╭─ DATA PROVIDED
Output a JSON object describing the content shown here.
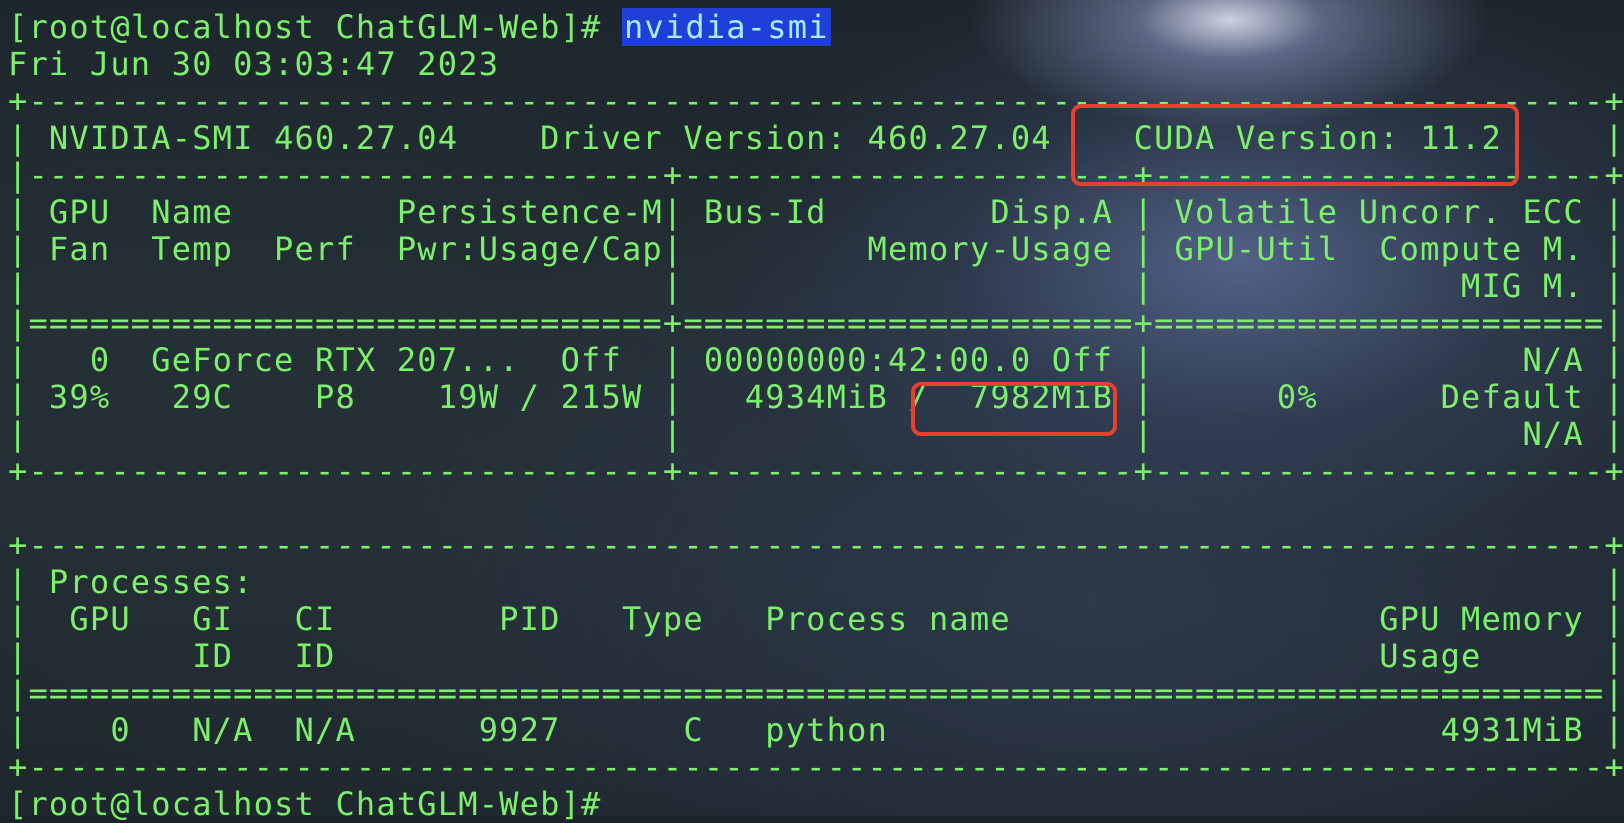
{
  "terminal": {
    "prompt": "[root@localhost ChatGLM-Web]# ",
    "command": "nvidia-smi",
    "timestamp": "Fri Jun 30 03:03:47 2023",
    "lines": [
      "+-----------------------------------------------------------------------------+",
      "| NVIDIA-SMI 460.27.04    Driver Version: 460.27.04    CUDA Version: 11.2     |",
      "|-------------------------------+----------------------+----------------------+",
      "| GPU  Name        Persistence-M| Bus-Id        Disp.A | Volatile Uncorr. ECC |",
      "| Fan  Temp  Perf  Pwr:Usage/Cap|         Memory-Usage | GPU-Util  Compute M. |",
      "|                               |                      |               MIG M. |",
      "|===============================+======================+======================|",
      "|   0  GeForce RTX 207...  Off  | 00000000:42:00.0 Off |                  N/A |",
      "| 39%   29C    P8    19W / 215W |   4934MiB /  7982MiB |      0%      Default |",
      "|                               |                      |                  N/A |",
      "+-------------------------------+----------------------+----------------------+",
      "",
      "+-----------------------------------------------------------------------------+",
      "| Processes:                                                                  |",
      "|  GPU   GI   CI        PID   Type   Process name                  GPU Memory |",
      "|        ID   ID                                                   Usage      |",
      "|=============================================================================|",
      "|    0   N/A  N/A      9927      C   python                           4931MiB |",
      "+-----------------------------------------------------------------------------+"
    ],
    "next_prompt": "[root@localhost ChatGLM-Web]#"
  },
  "colors": {
    "text": "#7cf06a",
    "command_highlight_bg": "#1f3fd8",
    "command_highlight_fg": "#a8ecff",
    "annotation": "#e8402e"
  },
  "annotations": [
    "cuda-version-highlight",
    "total-memory-highlight"
  ]
}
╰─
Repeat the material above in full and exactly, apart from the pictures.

__WORKED SOLUTION__
Output a JSON object describing the content shown here.
{
  "terminal": {
    "prompt": "[root@localhost ChatGLM-Web]# ",
    "command": "nvidia-smi",
    "timestamp": "Fri Jun 30 03:03:47 2023",
    "lines": [
      "+-----------------------------------------------------------------------------+",
      "| NVIDIA-SMI 460.27.04    Driver Version: 460.27.04    CUDA Version: 11.2     |",
      "|-------------------------------+----------------------+----------------------+",
      "| GPU  Name        Persistence-M| Bus-Id        Disp.A | Volatile Uncorr. ECC |",
      "| Fan  Temp  Perf  Pwr:Usage/Cap|         Memory-Usage | GPU-Util  Compute M. |",
      "|                               |                      |               MIG M. |",
      "|===============================+======================+======================|",
      "|   0  GeForce RTX 207...  Off  | 00000000:42:00.0 Off |                  N/A |",
      "| 39%   29C    P8    19W / 215W |   4934MiB /  7982MiB |      0%      Default |",
      "|                               |                      |                  N/A |",
      "+-------------------------------+----------------------+----------------------+",
      "",
      "+-----------------------------------------------------------------------------+",
      "| Processes:                                                                  |",
      "|  GPU   GI   CI        PID   Type   Process name                  GPU Memory |",
      "|        ID   ID                                                   Usage      |",
      "|=============================================================================|",
      "|    0   N/A  N/A      9927      C   python                           4931MiB |",
      "+-----------------------------------------------------------------------------+"
    ],
    "next_prompt": "[root@localhost ChatGLM-Web]#"
  },
  "colors": {
    "text": "#7cf06a",
    "command_highlight_bg": "#1f3fd8",
    "command_highlight_fg": "#a8ecff",
    "annotation": "#e8402e"
  },
  "annotations": [
    "cuda-version-highlight",
    "total-memory-highlight"
  ]
}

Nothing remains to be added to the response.